This has allowed Saudi Aramco to embark on its most ambitious expansion project in a generation. It is investing $50bn over the next 15 to 20 years, planning to bring its crude oil capacity from 10.5m barrels a day to 12m b/d by 2009 and eventually to 15m b/d. Meanwhile, refining capacity is set to double in the next five years.

Neither the Venezuelan or Iranian governments have followed Saudi Arabia's path and their national energy companies have suffered as a result. PDVSA's production is shrinking as Hugo Chavez, Venezuela's populist president, funnels the country's oil riches away from developing its oil fields and into domestic and international social programs.

Meanwhile, Iran has yet to properly develop the world's largest gas field, on which it sits, as it is hampered by its government's strained international relations and generous domestic fuel subsidies. Nevertheless both companies still wield huge power as international oil and gas groups vie to be their partners, despite the ever higher hurdles set by Caracas and Tehran.

Gazprom, Russia's gas monopoly, sits somewhere in between Saudi Aramco and its less successful peers. In the past three years, as the Kremlin has moved to consolidate its power over Russia's oil and gas resources, Gazprom has been its main beneficiary. The company has a monopoly on the country's gas transport infrastructure and recently gained Royal Dutch Shell's controlling stake in Sakhalin II, its most ambitious liquefied natural gas project. But it needs to invest billions in its ageing pipelines and, with Moscow playing Europe, its biggest current customer, off against Asia, its biggest future market, analysts fear the company will not be able to meet its long-term commitments or its true potential.

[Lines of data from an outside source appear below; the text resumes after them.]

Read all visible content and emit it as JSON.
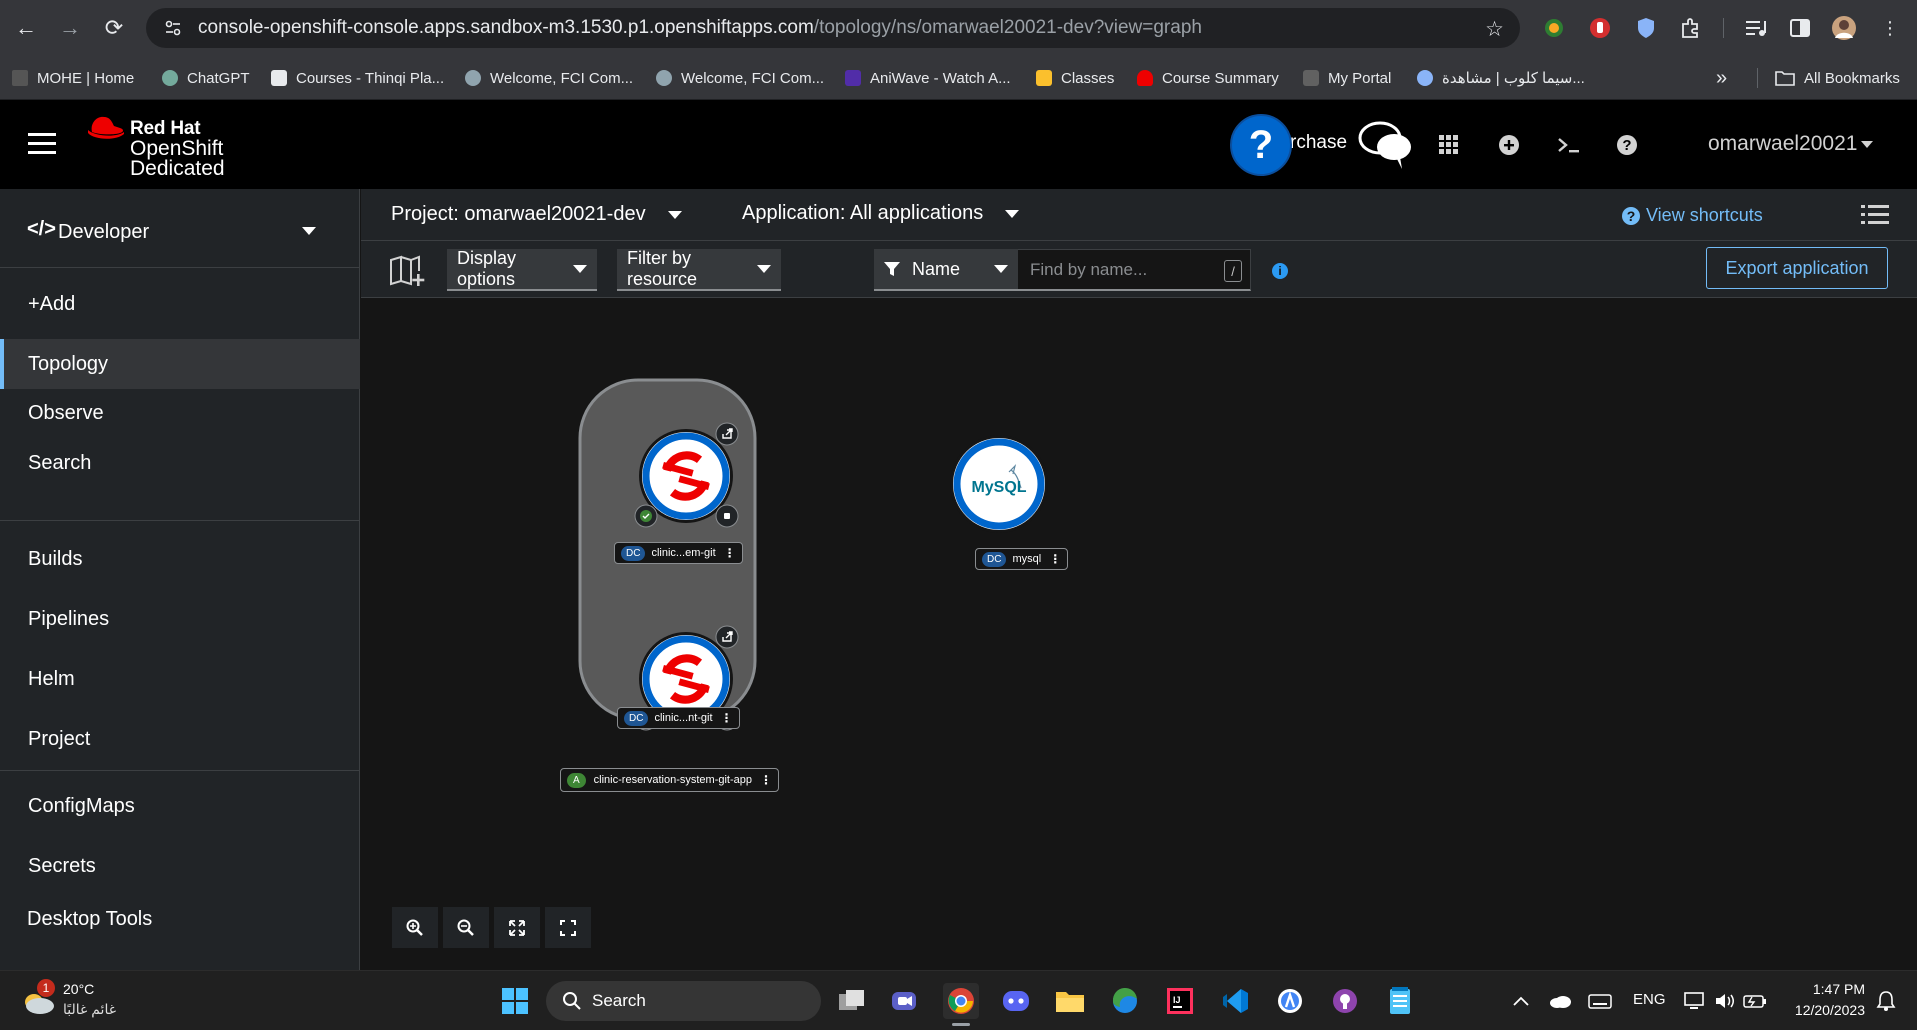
{
  "browser": {
    "url_host": "console-openshift-console.apps.sandbox-m3.1530.p1.openshiftapps.com",
    "url_path": "/topology/ns/omarwael20021-dev?view=graph",
    "bookmarks": [
      "MOHE | Home",
      "ChatGPT",
      "Courses - Thinqi Pla...",
      "Welcome, FCI Com...",
      "Welcome, FCI Com...",
      "AniWave - Watch A...",
      "Classes",
      "Course Summary",
      "My Portal",
      "سيما كلوب | مشاهدة..."
    ],
    "more_bookmarks": "»",
    "all_bookmarks": "All Bookmarks"
  },
  "masthead": {
    "brand_line1": "Red Hat",
    "brand_line2": "OpenShift",
    "brand_line3": "Dedicated",
    "help_mark": "?",
    "purchase_text": "rchase",
    "user": "omarwael20021"
  },
  "sidebar": {
    "perspective": "Developer",
    "items": [
      "+Add",
      "Topology",
      "Observe",
      "Search",
      "Builds",
      "Pipelines",
      "Helm",
      "Project",
      "ConfigMaps",
      "Secrets",
      "Desktop Tools"
    ],
    "active": "Topology"
  },
  "content": {
    "project": "Project: omarwael20021-dev",
    "application": "Application: All applications",
    "view_shortcuts": "View shortcuts",
    "display_options": "Display options",
    "filter_by_resource": "Filter by resource",
    "filter_type": "Name",
    "find_placeholder": "Find by name...",
    "slash": "/",
    "export_button": "Export application"
  },
  "topology": {
    "group_label": "clinic-reservation-system-git-app",
    "group_badge": "A",
    "nodes": [
      {
        "badge": "DC",
        "label": "clinic...em-git"
      },
      {
        "badge": "DC",
        "label": "clinic...nt-git"
      },
      {
        "badge": "DC",
        "label": "mysql",
        "icon_text": "MySQL"
      }
    ]
  },
  "taskbar": {
    "weather_temp": "20°C",
    "weather_desc": "غائم غالبًا",
    "weather_badge": "1",
    "search": "Search",
    "lang": "ENG",
    "time": "1:47 PM",
    "date": "12/20/2023"
  },
  "colors": {
    "accent_blue": "#73bcf7",
    "node_ring": "#0066cc",
    "redhat_red": "#ee0000",
    "status_green": "#3e8635"
  }
}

Unlike Gazprom and Saudi Aramco, CNPC is not blessed with mineral wealth so vast that it can keep its energy-hungry country supplied. The power and influence of CNPC lies not in what it has, but in what its government wants: oil and gas. To that end, the company has Beijing's international diplomatic influence and deep pockets on its side. It has fanned out across the globe to controversial countries such as Sudan, where other companies fear to tread because of the murderous crisis in Darfur. In 2005, CNPC paid $4.2bn for Petrokazakhstan in China's biggest-ever foreign takeover and this year it bolstered its domestic oil coffers when PetroChina, its subsidiary, made one of the biggest discoveries of the decade in northern China. Even the achievements of ExxonMobil, the world's largest listed international energy group, pale in comparison. But the tide could turn again in favor of Exxon and the world's other big companies whose know-how and ability to access financial markets are still stronger than that of most national oil companies. For the power to shift again, however, oil prices would have to decline substantially, executives, acknowledge.

So far, few of them are betting on a collapse. But there is also a second, more gradual way the balance could shift.

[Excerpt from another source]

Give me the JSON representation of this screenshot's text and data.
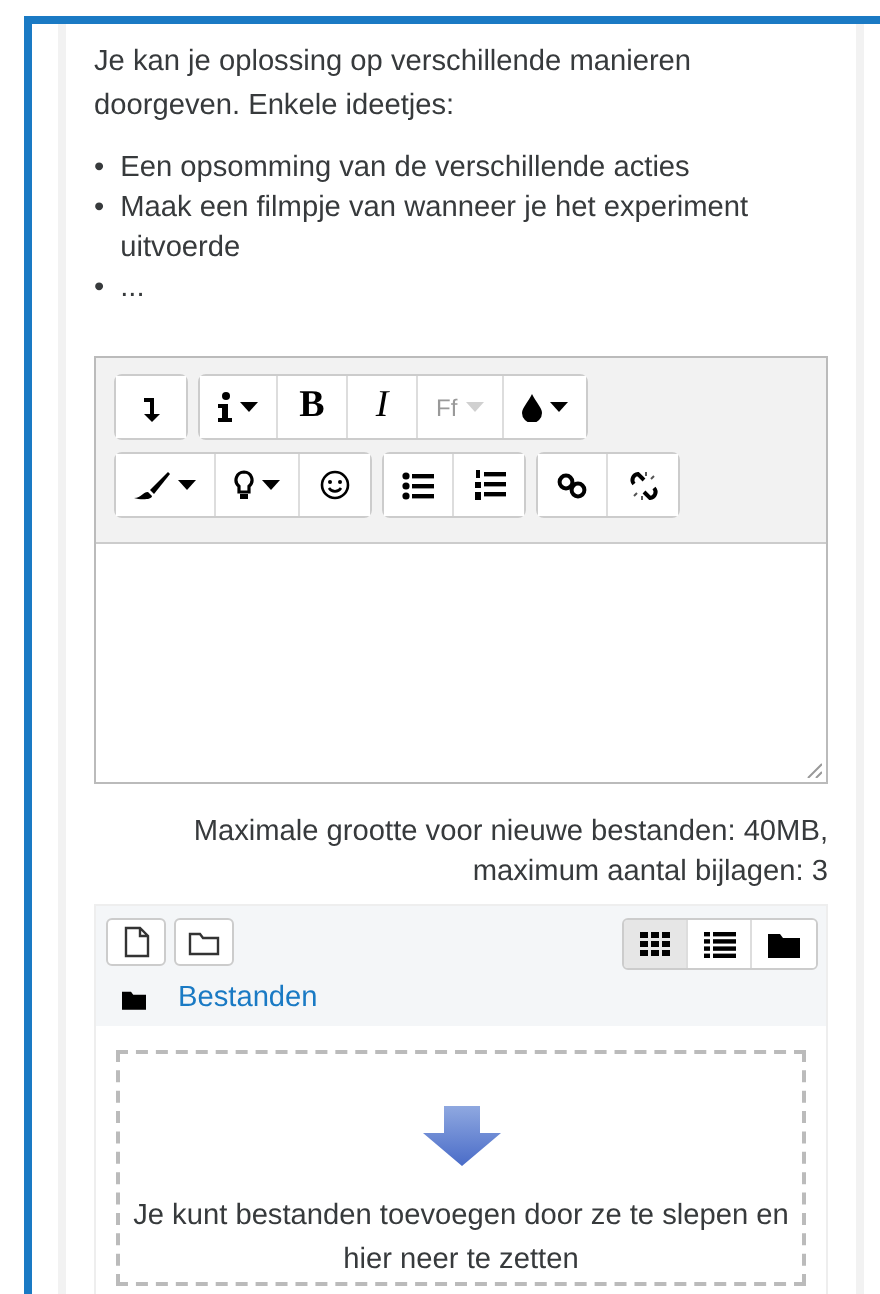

As global warming and energy security creep up the list of things governments in Europe, the U.S. and Asia, worry about, nuclear, biofuels, efficiency gains and other alternatives to oil and gas are coming into focus.

As they do, the ranking of the next generation's seven sisters will be determined by which companies -- national or international -- adapt most nimbly to the changing paradigm.

www.ft.com/indepth/7sisters